The evolution of the World Wide Web in the past few decades has been quite interesting. While Web 1.0 was all about content consumption, the Web 2.0 era made possible user contribution towards content in the form of websites and social networking sites. Starting around 2010, the web has entered a new phase of evolution. This transition is set to unleash an interconnectivity the likes of which have never been seen before.
Mobile devices will hold center stage during this phase, as connected devices and the Internet of Things make the transition from smart to brilliant. The mobile application development industry will have to match up to the heightened customer expectation of staying connected, anytime, anywhere.
Looking at the stats above, a mobile first strategy has to be an integral part of any software development process. It is important to design the end product with mobile in mind. This is a topic that was covered at the MIT Technology Review Mobile Summit that our CEO David DeWolf attended last month. Facebook, for example, doesn’t even consider desktop design when they are brainstorming and implementing new features. Every user experience design they create is done in the context of how it will look and feel on tablets and smartphones.

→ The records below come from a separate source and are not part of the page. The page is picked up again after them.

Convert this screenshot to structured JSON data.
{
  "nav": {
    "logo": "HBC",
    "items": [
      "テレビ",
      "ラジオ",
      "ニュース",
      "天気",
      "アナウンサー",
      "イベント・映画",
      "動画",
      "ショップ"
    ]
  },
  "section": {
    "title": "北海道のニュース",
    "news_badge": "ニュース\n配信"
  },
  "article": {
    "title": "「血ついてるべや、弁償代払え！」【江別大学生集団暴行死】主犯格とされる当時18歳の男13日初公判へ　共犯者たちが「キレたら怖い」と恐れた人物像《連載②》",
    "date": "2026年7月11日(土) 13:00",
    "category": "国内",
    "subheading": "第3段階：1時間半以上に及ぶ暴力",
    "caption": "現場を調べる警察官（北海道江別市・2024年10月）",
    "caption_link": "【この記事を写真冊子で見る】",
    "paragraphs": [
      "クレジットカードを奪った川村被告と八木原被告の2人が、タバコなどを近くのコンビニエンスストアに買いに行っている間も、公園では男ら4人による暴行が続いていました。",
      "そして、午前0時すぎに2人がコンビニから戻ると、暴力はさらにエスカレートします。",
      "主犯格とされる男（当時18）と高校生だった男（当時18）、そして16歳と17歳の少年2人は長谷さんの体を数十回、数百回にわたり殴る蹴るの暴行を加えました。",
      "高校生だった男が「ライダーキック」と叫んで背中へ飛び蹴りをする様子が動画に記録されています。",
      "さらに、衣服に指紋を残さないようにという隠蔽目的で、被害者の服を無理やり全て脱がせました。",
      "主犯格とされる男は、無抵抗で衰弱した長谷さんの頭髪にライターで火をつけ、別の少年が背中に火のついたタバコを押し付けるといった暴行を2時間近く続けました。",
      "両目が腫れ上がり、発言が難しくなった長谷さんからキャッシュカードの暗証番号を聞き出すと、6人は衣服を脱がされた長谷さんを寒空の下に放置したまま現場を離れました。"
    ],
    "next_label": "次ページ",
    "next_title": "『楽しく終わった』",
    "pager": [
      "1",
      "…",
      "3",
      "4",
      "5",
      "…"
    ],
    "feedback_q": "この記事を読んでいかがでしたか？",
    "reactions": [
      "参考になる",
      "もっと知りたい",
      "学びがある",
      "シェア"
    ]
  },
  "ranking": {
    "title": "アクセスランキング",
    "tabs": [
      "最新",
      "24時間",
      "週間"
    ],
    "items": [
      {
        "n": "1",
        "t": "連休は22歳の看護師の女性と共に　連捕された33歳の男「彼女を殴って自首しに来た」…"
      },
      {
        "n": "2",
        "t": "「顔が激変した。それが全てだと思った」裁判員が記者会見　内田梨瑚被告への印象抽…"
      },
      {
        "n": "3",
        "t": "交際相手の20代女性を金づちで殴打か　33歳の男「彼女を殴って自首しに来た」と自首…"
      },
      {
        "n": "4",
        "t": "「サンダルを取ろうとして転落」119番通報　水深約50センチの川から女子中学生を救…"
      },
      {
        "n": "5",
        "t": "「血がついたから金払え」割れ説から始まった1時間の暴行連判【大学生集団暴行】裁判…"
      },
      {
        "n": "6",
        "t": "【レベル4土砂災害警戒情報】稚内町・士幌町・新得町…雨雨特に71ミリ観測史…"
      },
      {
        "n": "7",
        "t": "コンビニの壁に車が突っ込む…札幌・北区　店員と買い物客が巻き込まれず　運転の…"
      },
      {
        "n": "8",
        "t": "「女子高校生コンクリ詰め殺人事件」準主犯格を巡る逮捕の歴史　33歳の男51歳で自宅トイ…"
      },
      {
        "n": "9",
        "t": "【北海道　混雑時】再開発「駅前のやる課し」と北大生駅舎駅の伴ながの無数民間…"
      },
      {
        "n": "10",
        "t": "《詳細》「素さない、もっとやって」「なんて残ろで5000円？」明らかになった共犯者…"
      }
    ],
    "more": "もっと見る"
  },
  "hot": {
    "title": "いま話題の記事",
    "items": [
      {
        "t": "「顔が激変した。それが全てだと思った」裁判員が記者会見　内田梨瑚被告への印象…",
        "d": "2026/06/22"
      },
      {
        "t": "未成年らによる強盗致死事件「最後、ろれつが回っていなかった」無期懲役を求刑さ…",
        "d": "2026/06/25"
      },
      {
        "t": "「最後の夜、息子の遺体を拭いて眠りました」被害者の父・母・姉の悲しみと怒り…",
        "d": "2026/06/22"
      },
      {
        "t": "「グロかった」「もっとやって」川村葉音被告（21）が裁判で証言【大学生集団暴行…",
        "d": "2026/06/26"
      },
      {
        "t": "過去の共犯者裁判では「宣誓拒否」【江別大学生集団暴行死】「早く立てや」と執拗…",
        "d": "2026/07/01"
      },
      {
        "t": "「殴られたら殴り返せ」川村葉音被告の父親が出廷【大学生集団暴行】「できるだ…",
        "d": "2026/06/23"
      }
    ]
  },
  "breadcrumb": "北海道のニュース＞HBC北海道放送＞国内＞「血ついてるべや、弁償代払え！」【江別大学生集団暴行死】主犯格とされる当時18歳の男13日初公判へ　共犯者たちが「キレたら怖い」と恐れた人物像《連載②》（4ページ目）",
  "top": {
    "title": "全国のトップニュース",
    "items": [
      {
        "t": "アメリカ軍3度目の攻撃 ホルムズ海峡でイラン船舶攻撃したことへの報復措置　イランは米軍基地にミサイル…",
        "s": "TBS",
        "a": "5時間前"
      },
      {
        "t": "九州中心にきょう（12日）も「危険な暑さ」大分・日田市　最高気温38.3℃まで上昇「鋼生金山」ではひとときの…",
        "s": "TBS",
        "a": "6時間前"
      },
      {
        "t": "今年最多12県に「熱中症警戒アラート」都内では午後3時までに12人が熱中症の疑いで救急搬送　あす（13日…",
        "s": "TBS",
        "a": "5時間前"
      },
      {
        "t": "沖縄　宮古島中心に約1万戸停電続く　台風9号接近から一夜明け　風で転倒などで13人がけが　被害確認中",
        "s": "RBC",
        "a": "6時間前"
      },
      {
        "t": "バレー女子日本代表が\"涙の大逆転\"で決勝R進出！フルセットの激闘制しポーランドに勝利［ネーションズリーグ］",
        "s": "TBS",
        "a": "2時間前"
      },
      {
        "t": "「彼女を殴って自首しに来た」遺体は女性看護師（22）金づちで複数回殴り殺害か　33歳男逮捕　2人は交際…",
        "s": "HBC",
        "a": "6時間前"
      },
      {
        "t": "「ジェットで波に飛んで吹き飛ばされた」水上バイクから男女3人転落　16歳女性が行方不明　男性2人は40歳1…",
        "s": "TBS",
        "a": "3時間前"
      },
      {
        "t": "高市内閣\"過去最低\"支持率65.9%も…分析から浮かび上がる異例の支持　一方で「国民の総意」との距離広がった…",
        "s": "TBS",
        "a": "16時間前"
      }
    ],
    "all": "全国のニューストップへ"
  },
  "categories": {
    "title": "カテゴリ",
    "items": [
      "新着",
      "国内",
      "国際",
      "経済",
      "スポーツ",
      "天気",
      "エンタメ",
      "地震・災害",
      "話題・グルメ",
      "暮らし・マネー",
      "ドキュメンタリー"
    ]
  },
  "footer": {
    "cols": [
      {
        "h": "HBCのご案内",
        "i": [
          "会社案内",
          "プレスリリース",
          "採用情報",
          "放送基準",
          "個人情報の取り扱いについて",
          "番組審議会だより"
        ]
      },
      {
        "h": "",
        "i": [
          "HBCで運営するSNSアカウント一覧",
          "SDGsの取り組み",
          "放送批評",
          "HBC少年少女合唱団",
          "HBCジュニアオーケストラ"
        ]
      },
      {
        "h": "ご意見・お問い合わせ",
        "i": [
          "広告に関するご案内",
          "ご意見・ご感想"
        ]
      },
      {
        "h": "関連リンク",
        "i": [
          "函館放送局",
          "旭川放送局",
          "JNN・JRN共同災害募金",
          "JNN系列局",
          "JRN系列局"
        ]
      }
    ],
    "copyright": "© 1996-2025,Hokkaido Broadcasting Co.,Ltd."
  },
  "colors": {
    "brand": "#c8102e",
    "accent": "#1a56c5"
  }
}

Device proliferation has been and will continue to be the #1 challenge faced by mobile application developers. From different screen resolutions to OS variations, mobile phones of today are quite varied. An optimal mobile programming solution will have to address key issues such as cost reduction, flexibility and ease of maintenance.
The right choice of a long-term development path is an important consideration. Native code, portable interpreted code, and cross compiled portable code are three of the most popular approaches in mobile application development. A brief explanation follows:
Native Code – A programming code that runs with a set of instructions and compiled to run on a single processor is dubbed as a native code. While it can be programmed to run on a different processor using software, its performance speed definitely takes a hit as compared to how it would have otherwise performed with its native code on the original processor.
Portable codes – These are designed for seamless movement of software across different platforms. It is a common approach to mobile software development when the cost of switching to a new platform is relatively less in comparison to developing the codes from the scratch.
b. Cross compiled portable code – A common portable code is used in this approach which is run by a compiler that can interpret the code. The compiler performs an important function of generating native code for each platform.
Native vs. Portable Code – A Comparison Chart
The tabular representation above can certainly help you come to an informed decision on how to narrow down the best approach to mobile application development. There is no one solution that fits all and can come across as a winner in every situation. It is therefore important to align your business objectives to the pros and cons of each of these popular approaches. A ‘product mindset’ that we follow at 3Pillar helps us in addressing this pertinent issue and many other key concern areas of our customers.